Entries from a dataset of interfaces
────────────────────
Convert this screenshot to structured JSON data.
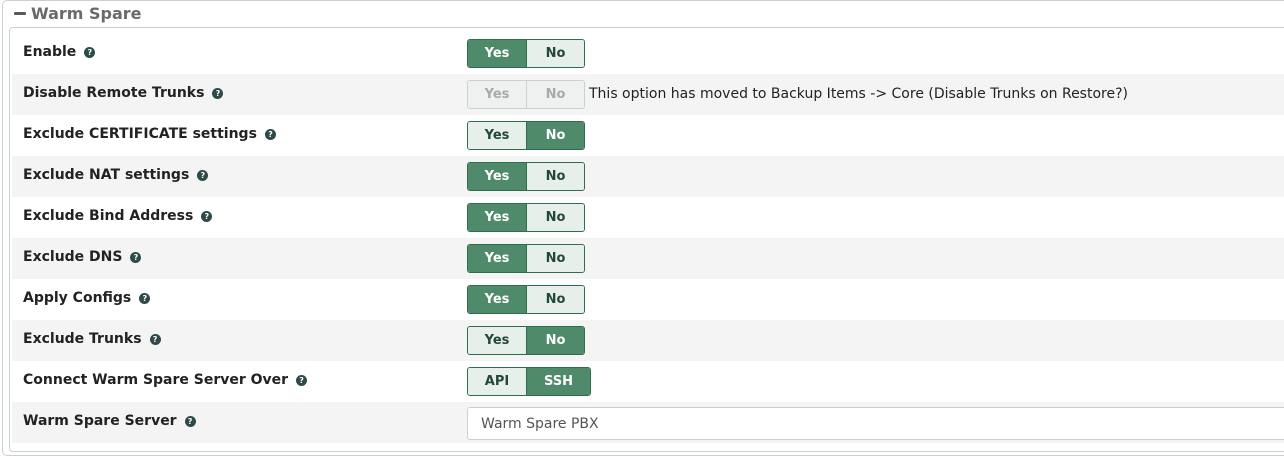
{
  "section": {
    "title": "Warm Spare"
  },
  "rows": [
    {
      "label": "Enable",
      "options": [
        "Yes",
        "No"
      ],
      "selected": "Yes"
    },
    {
      "label": "Disable Remote Trunks",
      "options": [
        "Yes",
        "No"
      ],
      "selected": null,
      "disabled": true,
      "note": "This option has moved to Backup Items -> Core (Disable Trunks on Restore?)"
    },
    {
      "label": "Exclude CERTIFICATE settings",
      "options": [
        "Yes",
        "No"
      ],
      "selected": "No"
    },
    {
      "label": "Exclude NAT settings",
      "options": [
        "Yes",
        "No"
      ],
      "selected": "Yes"
    },
    {
      "label": "Exclude Bind Address",
      "options": [
        "Yes",
        "No"
      ],
      "selected": "Yes"
    },
    {
      "label": "Exclude DNS",
      "options": [
        "Yes",
        "No"
      ],
      "selected": "Yes"
    },
    {
      "label": "Apply Configs",
      "options": [
        "Yes",
        "No"
      ],
      "selected": "Yes"
    },
    {
      "label": "Exclude Trunks",
      "options": [
        "Yes",
        "No"
      ],
      "selected": "No"
    },
    {
      "label": "Connect Warm Spare Server Over",
      "options": [
        "API",
        "SSH"
      ],
      "selected": "SSH"
    },
    {
      "label": "Warm Spare Server",
      "value": "Warm Spare PBX"
    }
  ],
  "help_icon": "question-circle-icon",
  "colors": {
    "active": "#4f8a6b",
    "inactive": "#e6efe9",
    "border": "#2f6d4f"
  }
}
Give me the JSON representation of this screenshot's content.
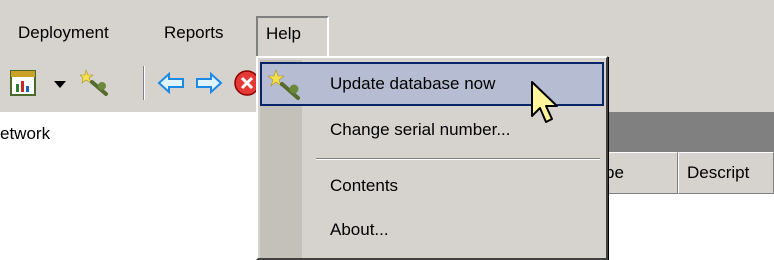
{
  "menubar": {
    "items": [
      {
        "label": "Deployment"
      },
      {
        "label": "Reports"
      },
      {
        "label": "Help"
      }
    ]
  },
  "toolbar": {
    "icons": [
      "report-icon",
      "dropdown-arrow-icon",
      "update-wand-icon",
      "back-arrow-icon",
      "forward-arrow-icon",
      "stop-icon"
    ]
  },
  "tree": {
    "partial_item": "etwork"
  },
  "list_columns": [
    {
      "label": "pe"
    },
    {
      "label": "Descript"
    }
  ],
  "help_menu": {
    "items": [
      {
        "label": "Update database now",
        "icon": "update-wand-icon",
        "highlighted": true
      },
      {
        "label": "Change serial number..."
      },
      {
        "label": "Contents"
      },
      {
        "label": "About..."
      }
    ]
  },
  "colors": {
    "face": "#d6d3ce",
    "highlight": "#b6bdd2",
    "highlight_border": "#0a246a",
    "window": "#ffffff"
  }
}
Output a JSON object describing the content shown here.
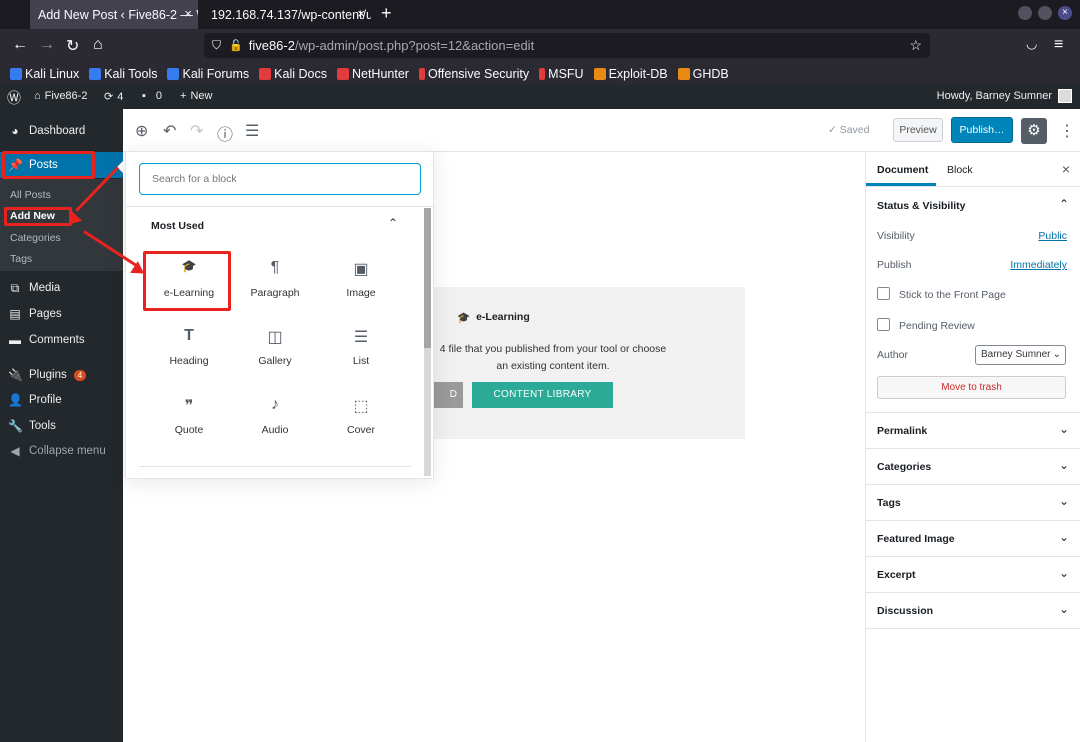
{
  "browser": {
    "tabs": [
      {
        "label": "Add New Post ‹ Five86-2 — W",
        "close": "×"
      },
      {
        "label": "192.168.74.137/wp-content/u",
        "close": "×"
      }
    ],
    "new_tab": "+",
    "url_host": "five86-2",
    "url_path": "/wp-admin/post.php?post=12&action=edit",
    "bookmarks": [
      {
        "label": "Kali Linux",
        "color": "#367bf0"
      },
      {
        "label": "Kali Tools",
        "color": "#367bf0"
      },
      {
        "label": "Kali Forums",
        "color": "#367bf0"
      },
      {
        "label": "Kali Docs",
        "color": "#e23b3b"
      },
      {
        "label": "NetHunter",
        "color": "#e23b3b"
      },
      {
        "label": "Offensive Security",
        "color": "#e23b3b"
      },
      {
        "label": "MSFU",
        "color": "#e23b3b"
      },
      {
        "label": "Exploit-DB",
        "color": "#e98a15"
      },
      {
        "label": "GHDB",
        "color": "#e98a15"
      }
    ]
  },
  "adminbar": {
    "site": "Five86-2",
    "updates": "4",
    "comments": "0",
    "new": "New",
    "howdy": "Howdy, Barney Sumner"
  },
  "sidebar": {
    "dashboard": "Dashboard",
    "posts": "Posts",
    "sub": [
      "All Posts",
      "Add New",
      "Categories",
      "Tags"
    ],
    "media": "Media",
    "pages": "Pages",
    "comments": "Comments",
    "plugins": "Plugins",
    "plugins_badge": "4",
    "profile": "Profile",
    "tools": "Tools",
    "collapse": "Collapse menu"
  },
  "toolbar": {
    "saved": "Saved",
    "preview": "Preview",
    "publish": "Publish…"
  },
  "inserter": {
    "search_placeholder": "Search for a block",
    "section": "Most Used",
    "blocks": [
      {
        "label": "e-Learning",
        "icon": "graduation-cap-icon",
        "glyph": "🎓"
      },
      {
        "label": "Paragraph",
        "icon": "paragraph-icon",
        "glyph": "¶"
      },
      {
        "label": "Image",
        "icon": "image-icon",
        "glyph": "▣"
      },
      {
        "label": "Heading",
        "icon": "heading-icon",
        "glyph": "T"
      },
      {
        "label": "Gallery",
        "icon": "gallery-icon",
        "glyph": "◫"
      },
      {
        "label": "List",
        "icon": "list-icon",
        "glyph": "☰"
      },
      {
        "label": "Quote",
        "icon": "quote-icon",
        "glyph": "❞"
      },
      {
        "label": "Audio",
        "icon": "audio-icon",
        "glyph": "♪"
      },
      {
        "label": "Cover",
        "icon": "cover-icon",
        "glyph": "⬚"
      }
    ]
  },
  "elearning_block": {
    "title": "e-Learning",
    "text_line1": "4 file that you published from your tool or choose",
    "text_line2": "an existing content item.",
    "grey_button": "D",
    "library_button": "CONTENT LIBRARY"
  },
  "settings_sidebar": {
    "tab_document": "Document",
    "tab_block": "Block",
    "status_title": "Status & Visibility",
    "visibility_label": "Visibility",
    "visibility_value": "Public",
    "publish_label": "Publish",
    "publish_value": "Immediately",
    "sticky_label": "Stick to the Front Page",
    "pending_label": "Pending Review",
    "author_label": "Author",
    "author_value": "Barney Sumner",
    "trash": "Move to trash",
    "sections": [
      "Permalink",
      "Categories",
      "Tags",
      "Featured Image",
      "Excerpt",
      "Discussion"
    ]
  },
  "colors": {
    "wp_blue": "#0073aa",
    "publish_blue": "#0085ba",
    "annotation_red": "#e8231e",
    "library_teal": "#2bab97"
  }
}
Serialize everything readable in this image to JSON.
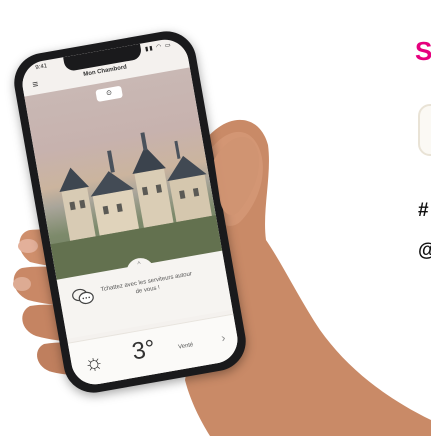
{
  "app": {
    "title": "Mon Chambord",
    "status_time": "9:41",
    "status_icons": "▮▮ ◠ ▭",
    "menu_icon": "menu-icon",
    "camera_badge": "⊙"
  },
  "feature": {
    "text": "Tchattez avec les serviteurs autour de vous !"
  },
  "weather": {
    "icon": "sun-icon",
    "temperature": "3°",
    "condition": "Venté",
    "chevron": "›"
  },
  "side": {
    "title_letter": "S",
    "hash": "#",
    "at": "@"
  },
  "colors": {
    "accent": "#e6007e"
  }
}
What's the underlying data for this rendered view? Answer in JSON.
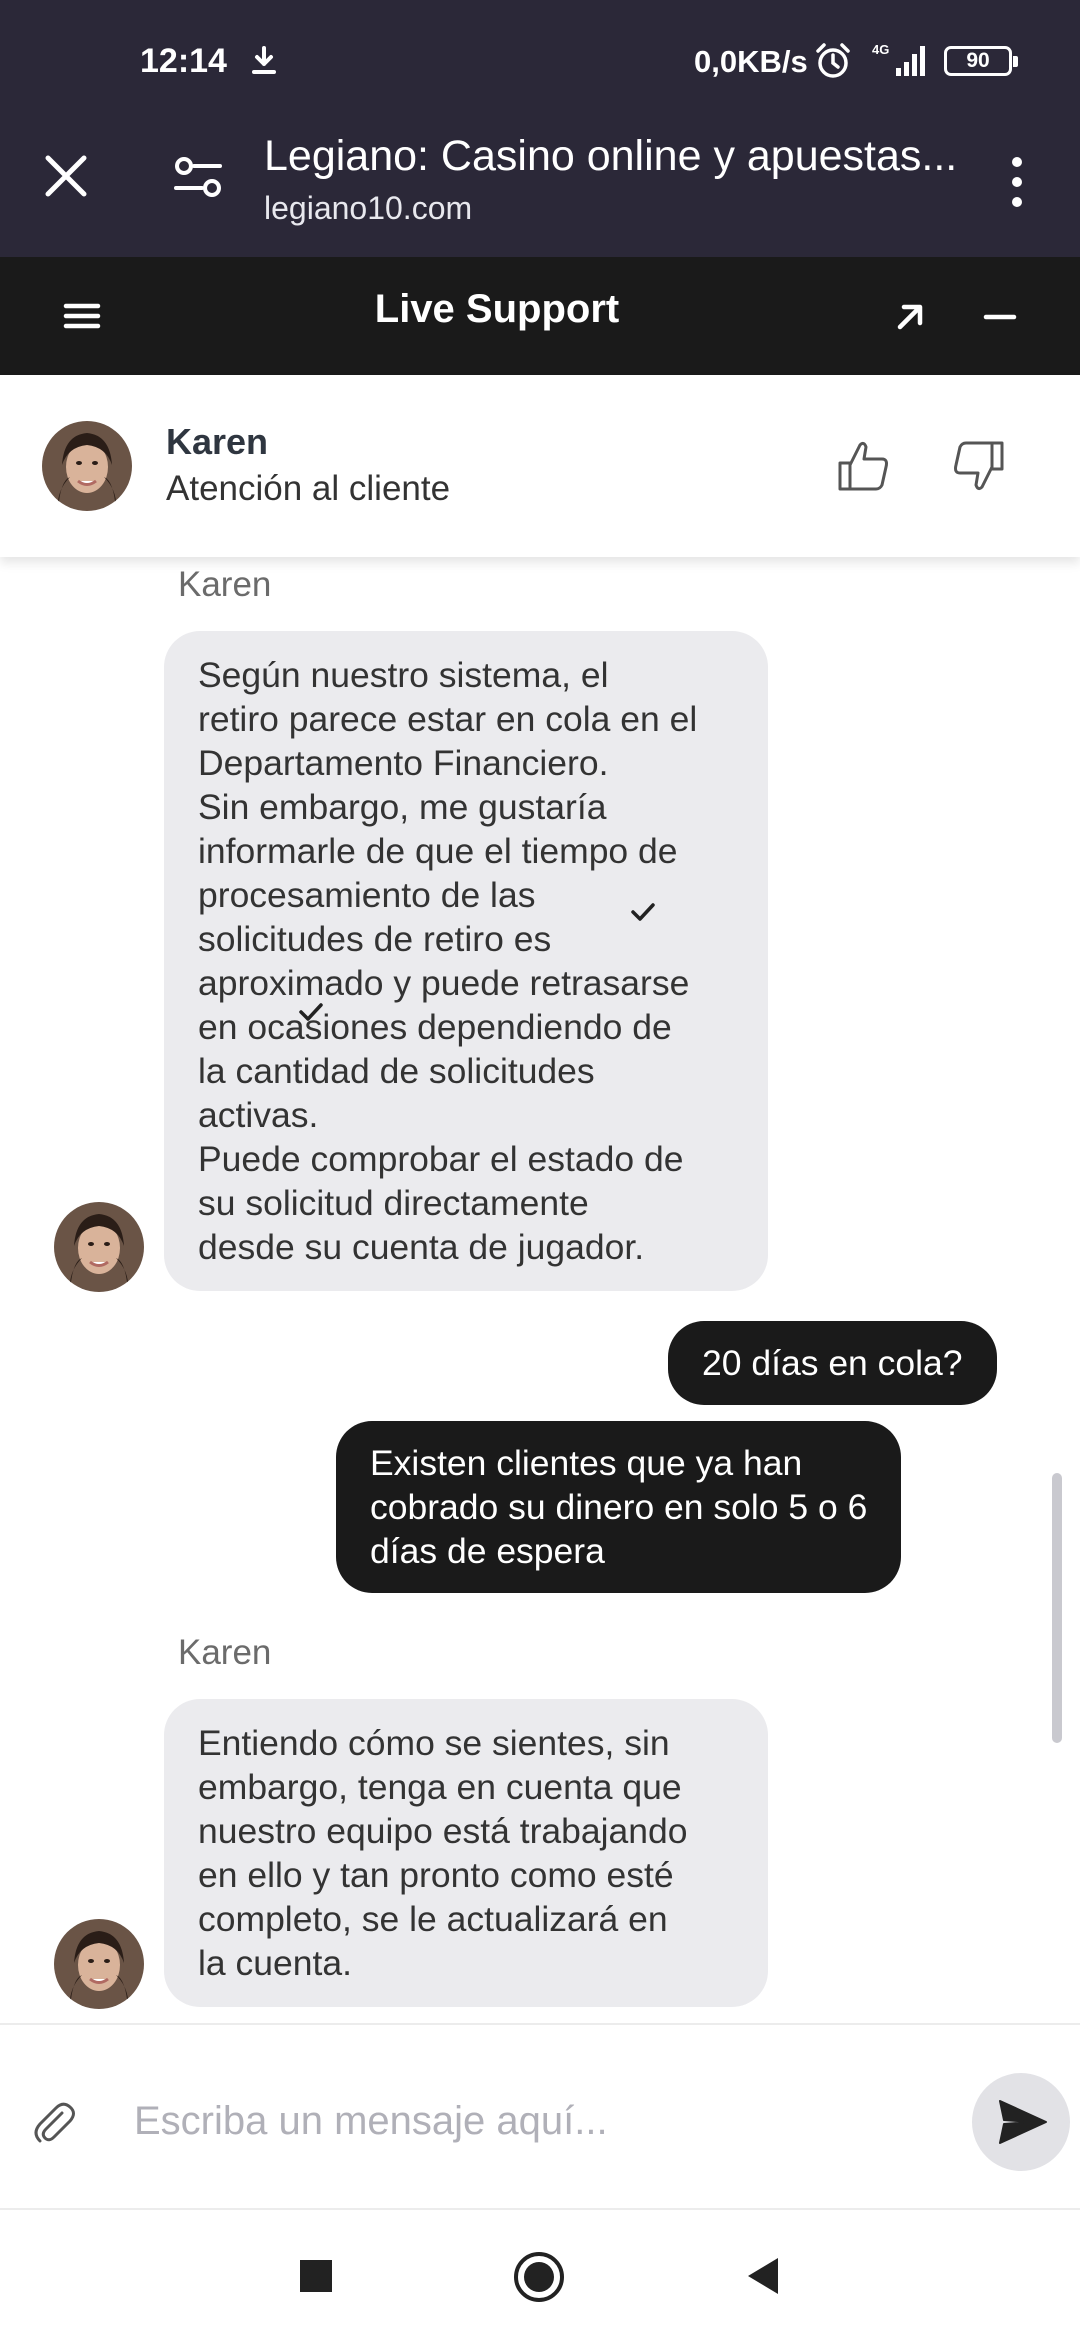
{
  "status_bar": {
    "time": "12:14",
    "network_speed": "0,0KB/s",
    "signal_label": "4G",
    "battery": "90"
  },
  "browser": {
    "title": "Legiano: Casino online y apuestas...",
    "url": "legiano10.com"
  },
  "support_header": {
    "title": "Live Support"
  },
  "agent": {
    "name": "Karen",
    "role": "Atención al cliente"
  },
  "messages": [
    {
      "direction": "incoming",
      "sender": "Karen",
      "lines": [
        "Según nuestro sistema, el",
        "retiro parece estar en cola en el",
        "Departamento Financiero.",
        "Sin embargo, me gustaría",
        "informarle de que el tiempo de",
        "procesamiento de las",
        "solicitudes de retiro es",
        "aproximado y puede retrasarse",
        "en ocasiones dependiendo de",
        "la cantidad de solicitudes",
        "activas.",
        "Puede comprobar el estado de",
        "su solicitud directamente",
        "desde su cuenta de jugador."
      ]
    },
    {
      "direction": "outgoing",
      "lines": [
        "20 días en cola?"
      ]
    },
    {
      "direction": "outgoing",
      "lines": [
        "Existen clientes que ya han",
        "cobrado su dinero en solo 5 o 6",
        "días de espera"
      ]
    },
    {
      "direction": "incoming",
      "sender": "Karen",
      "lines": [
        "Entiendo cómo se sientes, sin",
        "embargo, tenga en cuenta que",
        "nuestro equipo está trabajando",
        "en ello y tan pronto como esté",
        "completo, se le actualizará en",
        "la cuenta."
      ]
    }
  ],
  "composer": {
    "placeholder": "Escriba un mensaje aquí..."
  },
  "icons": {
    "download": "download-icon",
    "alarm": "alarm-icon",
    "signal": "signal-icon",
    "close": "close-icon",
    "site_settings": "tune-icon",
    "more": "more-vert-icon",
    "menu": "menu-icon",
    "expand": "arrow-expand-icon",
    "minimize": "minimize-icon",
    "like": "thumbs-up-icon",
    "dislike": "thumbs-down-icon",
    "attach": "paperclip-icon",
    "send": "send-icon"
  },
  "colors": {
    "status_bar_bg": "#2b2838",
    "support_header_bg": "#1a1a1a",
    "incoming_bubble": "#ebebee",
    "outgoing_bubble": "#1a1a1a"
  }
}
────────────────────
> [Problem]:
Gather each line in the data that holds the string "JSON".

> [Response below]:
Convert this screenshot to structured JSON data.
Give me the JSON representation of this screenshot's content.
Output a JSON object describing the content shown here.
Serialize everything readable in this image to JSON.
What's the underlying data for this rendered view? Answer in JSON.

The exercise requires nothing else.